- Task instructions: Once the line containing "Transcribe this image's" is found in the data below, output that line and every line after it through the last, unchanged and with nothing else.
[Material for this exercise Boundary: Start]
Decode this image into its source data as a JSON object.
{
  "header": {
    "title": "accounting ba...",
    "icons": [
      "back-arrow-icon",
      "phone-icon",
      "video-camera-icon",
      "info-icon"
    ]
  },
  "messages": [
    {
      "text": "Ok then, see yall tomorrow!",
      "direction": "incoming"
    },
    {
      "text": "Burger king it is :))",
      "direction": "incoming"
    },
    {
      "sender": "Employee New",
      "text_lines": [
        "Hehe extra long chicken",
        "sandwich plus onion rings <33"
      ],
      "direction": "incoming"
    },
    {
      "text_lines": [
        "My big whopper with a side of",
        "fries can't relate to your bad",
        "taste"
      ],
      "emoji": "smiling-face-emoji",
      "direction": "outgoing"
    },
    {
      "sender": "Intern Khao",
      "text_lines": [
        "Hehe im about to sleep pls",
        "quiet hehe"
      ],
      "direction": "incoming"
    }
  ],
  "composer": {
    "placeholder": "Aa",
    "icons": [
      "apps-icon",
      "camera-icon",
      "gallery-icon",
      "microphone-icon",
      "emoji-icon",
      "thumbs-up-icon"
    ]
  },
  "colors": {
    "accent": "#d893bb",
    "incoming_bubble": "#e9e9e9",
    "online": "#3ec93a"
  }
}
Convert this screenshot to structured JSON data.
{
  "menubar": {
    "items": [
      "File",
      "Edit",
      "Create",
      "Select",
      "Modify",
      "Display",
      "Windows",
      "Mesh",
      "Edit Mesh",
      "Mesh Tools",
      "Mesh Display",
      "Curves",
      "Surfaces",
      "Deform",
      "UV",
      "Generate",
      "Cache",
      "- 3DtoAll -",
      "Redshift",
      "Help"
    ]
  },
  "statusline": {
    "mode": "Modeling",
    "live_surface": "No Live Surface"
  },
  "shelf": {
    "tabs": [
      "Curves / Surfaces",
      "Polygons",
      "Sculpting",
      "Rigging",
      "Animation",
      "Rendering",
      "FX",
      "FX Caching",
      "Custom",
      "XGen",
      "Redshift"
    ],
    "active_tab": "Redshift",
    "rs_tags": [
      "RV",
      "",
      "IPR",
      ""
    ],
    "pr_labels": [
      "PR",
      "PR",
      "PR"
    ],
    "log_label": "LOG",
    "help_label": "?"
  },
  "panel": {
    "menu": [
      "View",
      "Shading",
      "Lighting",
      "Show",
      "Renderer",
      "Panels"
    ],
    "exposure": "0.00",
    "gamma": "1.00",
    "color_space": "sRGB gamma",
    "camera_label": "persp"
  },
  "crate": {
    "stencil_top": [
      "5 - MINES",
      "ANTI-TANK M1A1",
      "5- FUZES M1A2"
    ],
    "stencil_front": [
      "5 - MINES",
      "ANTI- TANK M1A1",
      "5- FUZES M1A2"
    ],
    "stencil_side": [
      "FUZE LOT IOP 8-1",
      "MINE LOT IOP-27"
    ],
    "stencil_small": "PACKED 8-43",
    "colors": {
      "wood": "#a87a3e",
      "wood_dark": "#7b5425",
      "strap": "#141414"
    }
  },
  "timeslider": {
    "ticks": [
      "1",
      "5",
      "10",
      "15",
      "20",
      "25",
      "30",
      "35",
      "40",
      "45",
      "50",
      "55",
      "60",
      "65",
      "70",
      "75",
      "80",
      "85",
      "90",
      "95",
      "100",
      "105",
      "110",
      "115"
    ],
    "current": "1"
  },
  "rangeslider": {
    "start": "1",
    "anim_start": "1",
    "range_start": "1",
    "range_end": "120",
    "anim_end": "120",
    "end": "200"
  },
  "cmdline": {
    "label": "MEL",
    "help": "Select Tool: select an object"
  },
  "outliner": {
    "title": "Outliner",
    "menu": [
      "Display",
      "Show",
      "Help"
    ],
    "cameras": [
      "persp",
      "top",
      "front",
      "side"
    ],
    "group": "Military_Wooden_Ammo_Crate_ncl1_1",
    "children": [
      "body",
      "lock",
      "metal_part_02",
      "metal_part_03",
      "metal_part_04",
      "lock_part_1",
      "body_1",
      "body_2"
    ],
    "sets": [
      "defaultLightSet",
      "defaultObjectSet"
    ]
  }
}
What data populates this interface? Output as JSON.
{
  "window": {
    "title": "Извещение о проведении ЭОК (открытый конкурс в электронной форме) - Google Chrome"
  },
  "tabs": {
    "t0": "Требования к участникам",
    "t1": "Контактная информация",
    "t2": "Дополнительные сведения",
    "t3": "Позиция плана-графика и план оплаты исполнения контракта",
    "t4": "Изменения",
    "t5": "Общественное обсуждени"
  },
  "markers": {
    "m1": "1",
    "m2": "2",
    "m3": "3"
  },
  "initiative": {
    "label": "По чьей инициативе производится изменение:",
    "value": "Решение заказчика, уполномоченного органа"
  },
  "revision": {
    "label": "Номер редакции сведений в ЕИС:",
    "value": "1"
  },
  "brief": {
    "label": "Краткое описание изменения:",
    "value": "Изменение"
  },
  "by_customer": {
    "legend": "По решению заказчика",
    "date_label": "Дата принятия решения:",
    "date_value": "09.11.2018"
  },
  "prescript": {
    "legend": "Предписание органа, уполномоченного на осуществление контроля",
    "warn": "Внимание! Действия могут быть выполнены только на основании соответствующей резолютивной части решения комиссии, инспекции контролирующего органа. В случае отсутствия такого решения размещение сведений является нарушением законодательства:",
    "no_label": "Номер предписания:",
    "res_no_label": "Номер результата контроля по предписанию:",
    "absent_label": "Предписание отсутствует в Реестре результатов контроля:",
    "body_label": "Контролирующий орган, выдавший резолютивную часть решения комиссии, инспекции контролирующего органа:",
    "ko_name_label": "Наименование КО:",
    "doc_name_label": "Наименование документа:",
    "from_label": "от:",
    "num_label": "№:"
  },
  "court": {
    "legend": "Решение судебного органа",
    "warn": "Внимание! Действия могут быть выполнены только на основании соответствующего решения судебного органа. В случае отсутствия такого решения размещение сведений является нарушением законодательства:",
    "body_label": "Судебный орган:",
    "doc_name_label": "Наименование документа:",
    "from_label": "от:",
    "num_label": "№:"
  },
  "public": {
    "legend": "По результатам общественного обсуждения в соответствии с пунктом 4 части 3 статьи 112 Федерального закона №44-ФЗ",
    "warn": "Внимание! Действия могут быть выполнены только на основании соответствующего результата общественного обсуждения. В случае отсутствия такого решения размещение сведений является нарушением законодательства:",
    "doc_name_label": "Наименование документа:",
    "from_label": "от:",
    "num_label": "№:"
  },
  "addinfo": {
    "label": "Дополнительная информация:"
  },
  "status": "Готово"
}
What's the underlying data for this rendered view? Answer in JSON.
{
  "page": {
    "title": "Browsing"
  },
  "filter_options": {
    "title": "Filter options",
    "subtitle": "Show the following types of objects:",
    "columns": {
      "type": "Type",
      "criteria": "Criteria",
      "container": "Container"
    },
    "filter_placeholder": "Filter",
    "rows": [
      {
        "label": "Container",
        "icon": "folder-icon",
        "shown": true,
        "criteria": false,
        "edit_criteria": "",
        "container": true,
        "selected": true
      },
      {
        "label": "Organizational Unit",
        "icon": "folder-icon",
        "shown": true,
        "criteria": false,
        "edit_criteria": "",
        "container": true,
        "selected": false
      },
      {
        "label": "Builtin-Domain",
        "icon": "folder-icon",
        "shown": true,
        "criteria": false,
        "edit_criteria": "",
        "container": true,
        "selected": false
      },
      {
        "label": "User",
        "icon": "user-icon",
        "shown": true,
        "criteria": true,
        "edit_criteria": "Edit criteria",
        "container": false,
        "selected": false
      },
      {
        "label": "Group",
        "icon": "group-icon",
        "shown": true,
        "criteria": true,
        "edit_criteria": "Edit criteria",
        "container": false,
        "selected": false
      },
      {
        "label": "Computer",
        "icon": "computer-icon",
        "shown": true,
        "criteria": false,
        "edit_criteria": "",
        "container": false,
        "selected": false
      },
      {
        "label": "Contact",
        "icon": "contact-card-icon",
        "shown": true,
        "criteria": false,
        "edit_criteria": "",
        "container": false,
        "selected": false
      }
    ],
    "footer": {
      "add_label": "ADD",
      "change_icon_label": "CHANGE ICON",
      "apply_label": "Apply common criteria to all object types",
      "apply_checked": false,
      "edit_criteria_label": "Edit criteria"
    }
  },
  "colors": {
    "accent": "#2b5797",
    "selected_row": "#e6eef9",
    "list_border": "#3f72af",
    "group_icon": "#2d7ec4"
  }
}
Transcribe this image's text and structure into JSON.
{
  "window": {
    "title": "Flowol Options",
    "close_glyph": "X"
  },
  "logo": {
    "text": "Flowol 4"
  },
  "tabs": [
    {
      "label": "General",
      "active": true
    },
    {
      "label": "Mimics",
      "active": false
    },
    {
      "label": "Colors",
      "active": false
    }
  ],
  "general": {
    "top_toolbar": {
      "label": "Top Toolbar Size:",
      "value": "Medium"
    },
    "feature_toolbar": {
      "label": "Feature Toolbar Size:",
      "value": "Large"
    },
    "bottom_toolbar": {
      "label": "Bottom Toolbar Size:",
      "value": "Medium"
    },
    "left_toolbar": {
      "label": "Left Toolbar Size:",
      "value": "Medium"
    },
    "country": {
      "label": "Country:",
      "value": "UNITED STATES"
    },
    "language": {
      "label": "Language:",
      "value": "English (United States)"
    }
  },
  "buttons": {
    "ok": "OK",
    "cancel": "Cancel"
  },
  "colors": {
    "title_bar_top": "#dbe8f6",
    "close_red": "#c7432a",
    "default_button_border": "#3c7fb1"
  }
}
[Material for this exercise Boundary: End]
- Answer below:
Transcribe this image's text and structure into JSON.
{
  "window": {
    "title": "Flowol Options",
    "close_glyph": "X"
  },
  "logo": {
    "text": "Flowol 4"
  },
  "tabs": [
    {
      "label": "General",
      "active": true
    },
    {
      "label": "Mimics",
      "active": false
    },
    {
      "label": "Colors",
      "active": false
    }
  ],
  "general": {
    "top_toolbar": {
      "label": "Top Toolbar Size:",
      "value": "Medium"
    },
    "feature_toolbar": {
      "label": "Feature Toolbar Size:",
      "value": "Large"
    },
    "bottom_toolbar": {
      "label": "Bottom Toolbar Size:",
      "value": "Medium"
    },
    "left_toolbar": {
      "label": "Left Toolbar Size:",
      "value": "Medium"
    },
    "country": {
      "label": "Country:",
      "value": "UNITED STATES"
    },
    "language": {
      "label": "Language:",
      "value": "English (United States)"
    }
  },
  "buttons": {
    "ok": "OK",
    "cancel": "Cancel"
  },
  "colors": {
    "title_bar_top": "#dbe8f6",
    "close_red": "#c7432a",
    "default_button_border": "#3c7fb1"
  }
}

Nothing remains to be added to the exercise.